INSTRUCTIONS FOR THE TASK: Only the lines holding "производитель" are wanted. Copy every one from the records below.

Data entries:
╭──
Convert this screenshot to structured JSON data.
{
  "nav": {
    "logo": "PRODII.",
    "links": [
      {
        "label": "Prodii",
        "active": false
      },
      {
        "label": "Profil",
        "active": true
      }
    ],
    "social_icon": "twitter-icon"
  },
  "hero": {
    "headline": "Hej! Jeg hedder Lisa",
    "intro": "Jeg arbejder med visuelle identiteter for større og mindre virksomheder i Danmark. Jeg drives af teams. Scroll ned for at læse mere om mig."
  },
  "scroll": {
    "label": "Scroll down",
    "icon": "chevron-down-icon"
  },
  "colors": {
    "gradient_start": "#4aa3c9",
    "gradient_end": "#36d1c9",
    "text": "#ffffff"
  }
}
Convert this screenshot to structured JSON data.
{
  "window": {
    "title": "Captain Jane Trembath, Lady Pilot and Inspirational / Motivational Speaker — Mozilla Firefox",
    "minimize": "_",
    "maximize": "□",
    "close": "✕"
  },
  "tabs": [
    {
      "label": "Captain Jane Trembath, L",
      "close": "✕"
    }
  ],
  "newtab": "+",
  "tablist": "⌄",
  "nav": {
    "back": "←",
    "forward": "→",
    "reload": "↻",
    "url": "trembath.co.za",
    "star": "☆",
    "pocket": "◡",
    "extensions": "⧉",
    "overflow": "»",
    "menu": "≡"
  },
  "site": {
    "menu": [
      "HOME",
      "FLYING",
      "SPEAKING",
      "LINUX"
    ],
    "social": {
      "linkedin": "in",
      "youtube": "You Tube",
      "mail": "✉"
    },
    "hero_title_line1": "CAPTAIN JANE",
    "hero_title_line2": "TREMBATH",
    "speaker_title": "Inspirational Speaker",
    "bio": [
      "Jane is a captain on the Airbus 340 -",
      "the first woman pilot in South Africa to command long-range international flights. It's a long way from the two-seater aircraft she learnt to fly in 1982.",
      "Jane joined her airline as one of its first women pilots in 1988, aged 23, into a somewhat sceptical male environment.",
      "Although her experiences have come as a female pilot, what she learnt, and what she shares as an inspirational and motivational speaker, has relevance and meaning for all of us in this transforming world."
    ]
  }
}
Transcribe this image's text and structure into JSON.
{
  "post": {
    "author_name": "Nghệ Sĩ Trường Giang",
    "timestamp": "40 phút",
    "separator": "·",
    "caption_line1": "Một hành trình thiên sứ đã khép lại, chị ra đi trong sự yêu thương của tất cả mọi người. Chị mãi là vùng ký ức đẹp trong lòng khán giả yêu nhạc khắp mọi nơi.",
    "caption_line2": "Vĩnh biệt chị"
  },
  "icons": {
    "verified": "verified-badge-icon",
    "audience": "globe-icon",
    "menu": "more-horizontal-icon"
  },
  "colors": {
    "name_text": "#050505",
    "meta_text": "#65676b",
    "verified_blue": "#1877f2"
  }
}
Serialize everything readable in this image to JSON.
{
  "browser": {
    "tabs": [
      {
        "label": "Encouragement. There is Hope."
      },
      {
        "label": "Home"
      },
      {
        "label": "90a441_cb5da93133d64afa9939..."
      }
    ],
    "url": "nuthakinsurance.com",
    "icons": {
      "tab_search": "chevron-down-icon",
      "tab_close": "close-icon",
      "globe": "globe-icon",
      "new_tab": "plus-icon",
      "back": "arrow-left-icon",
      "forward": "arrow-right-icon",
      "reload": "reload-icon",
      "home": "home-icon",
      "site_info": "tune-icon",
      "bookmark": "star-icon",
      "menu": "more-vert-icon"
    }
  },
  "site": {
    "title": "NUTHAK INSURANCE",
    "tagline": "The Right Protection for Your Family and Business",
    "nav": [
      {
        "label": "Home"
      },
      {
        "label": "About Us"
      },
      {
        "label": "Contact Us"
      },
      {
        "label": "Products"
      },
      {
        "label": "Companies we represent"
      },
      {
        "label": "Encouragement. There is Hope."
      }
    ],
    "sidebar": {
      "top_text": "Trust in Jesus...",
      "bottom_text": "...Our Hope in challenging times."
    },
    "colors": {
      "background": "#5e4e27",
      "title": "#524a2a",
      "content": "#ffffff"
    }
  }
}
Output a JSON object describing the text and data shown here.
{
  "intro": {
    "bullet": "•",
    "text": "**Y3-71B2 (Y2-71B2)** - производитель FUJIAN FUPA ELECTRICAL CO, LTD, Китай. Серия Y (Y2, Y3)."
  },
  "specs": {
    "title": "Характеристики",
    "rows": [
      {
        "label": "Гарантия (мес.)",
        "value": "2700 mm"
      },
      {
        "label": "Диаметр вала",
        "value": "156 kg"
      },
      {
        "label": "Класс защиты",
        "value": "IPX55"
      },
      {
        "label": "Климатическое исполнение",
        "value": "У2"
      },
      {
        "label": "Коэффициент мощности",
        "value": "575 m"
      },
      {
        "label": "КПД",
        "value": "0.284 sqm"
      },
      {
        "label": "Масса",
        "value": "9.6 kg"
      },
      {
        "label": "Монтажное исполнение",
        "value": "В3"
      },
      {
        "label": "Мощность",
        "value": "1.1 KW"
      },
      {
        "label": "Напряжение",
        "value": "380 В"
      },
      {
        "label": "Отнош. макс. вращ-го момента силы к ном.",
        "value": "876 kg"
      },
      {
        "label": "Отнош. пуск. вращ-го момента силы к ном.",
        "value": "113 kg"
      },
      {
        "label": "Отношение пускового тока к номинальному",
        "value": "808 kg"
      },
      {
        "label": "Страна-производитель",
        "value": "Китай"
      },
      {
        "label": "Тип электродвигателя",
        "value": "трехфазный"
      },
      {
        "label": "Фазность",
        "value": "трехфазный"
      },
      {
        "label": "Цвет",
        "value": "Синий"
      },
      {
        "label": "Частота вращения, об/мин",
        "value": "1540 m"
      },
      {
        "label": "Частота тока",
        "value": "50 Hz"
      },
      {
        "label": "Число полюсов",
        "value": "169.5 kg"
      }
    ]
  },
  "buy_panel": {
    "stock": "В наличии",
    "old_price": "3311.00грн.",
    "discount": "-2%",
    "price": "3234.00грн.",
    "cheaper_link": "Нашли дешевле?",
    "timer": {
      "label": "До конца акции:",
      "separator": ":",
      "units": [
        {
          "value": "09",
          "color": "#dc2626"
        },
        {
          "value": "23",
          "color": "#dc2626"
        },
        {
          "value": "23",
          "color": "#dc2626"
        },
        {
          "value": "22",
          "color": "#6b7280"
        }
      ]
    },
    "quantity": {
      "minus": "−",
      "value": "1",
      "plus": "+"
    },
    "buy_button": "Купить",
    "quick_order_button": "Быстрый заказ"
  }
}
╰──
RESULT FOR THIS TASK:
    "text": "**Y3-71B2 (Y2-71B2)** - производитель FUJIAN FUPA ELECTRICAL CO, LTD, Китай. Серия Y (Y2, Y3)."
        "label": "Страна-производитель",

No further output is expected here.